-- What is expected --
What is the number of lines in the listing below that include the string "title"? Answer with that number alone.

---

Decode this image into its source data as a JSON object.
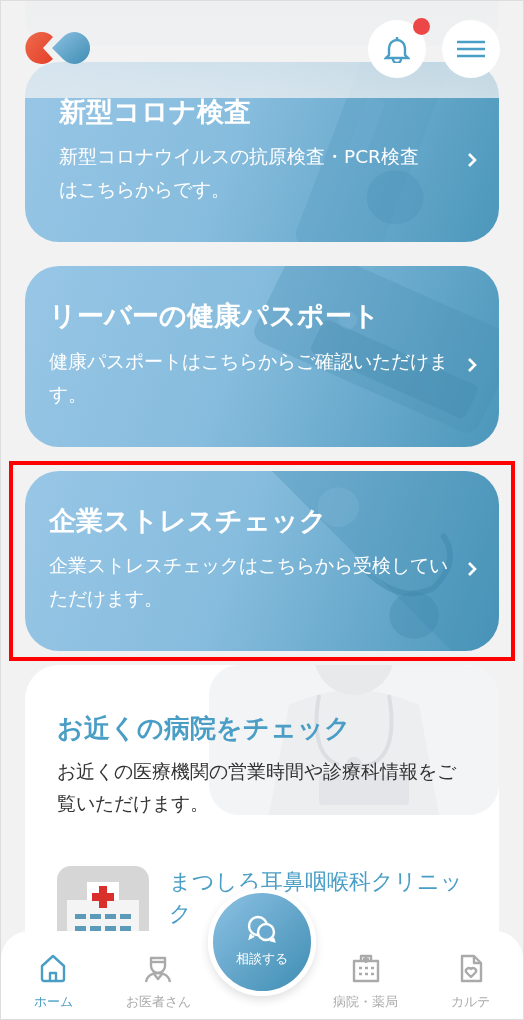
{
  "header": {
    "notification": {
      "unread": true
    }
  },
  "service_cards": [
    {
      "title": "新型コロナ検査",
      "description": "新型コロナウイルスの抗原検査・PCR検査はこちらからです。",
      "highlighted": false
    },
    {
      "title": "リーバーの健康パスポート",
      "description": "健康パスポートはこちらからご確認いただけます。",
      "highlighted": false
    },
    {
      "title": "企業ストレスチェック",
      "description": "企業ストレスチェックはこちらから受検していただけます。",
      "highlighted": true
    }
  ],
  "nearby": {
    "title": "お近くの病院をチェック",
    "description": "お近くの医療機関の営業時間や診療科情報をご覧いただけます。",
    "clinics": [
      {
        "name": "まつしろ耳鼻咽喉科クリニック"
      }
    ]
  },
  "consult_button": {
    "label": "相談する"
  },
  "tab_bar": [
    {
      "label": "ホーム",
      "selected": true,
      "kind": "home"
    },
    {
      "label": "お医者さん",
      "selected": false,
      "kind": "doctor"
    },
    {
      "label": "病院・薬局",
      "selected": false,
      "kind": "hospital"
    },
    {
      "label": "カルテ",
      "selected": false,
      "kind": "record"
    }
  ]
}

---

-- Answer box --
4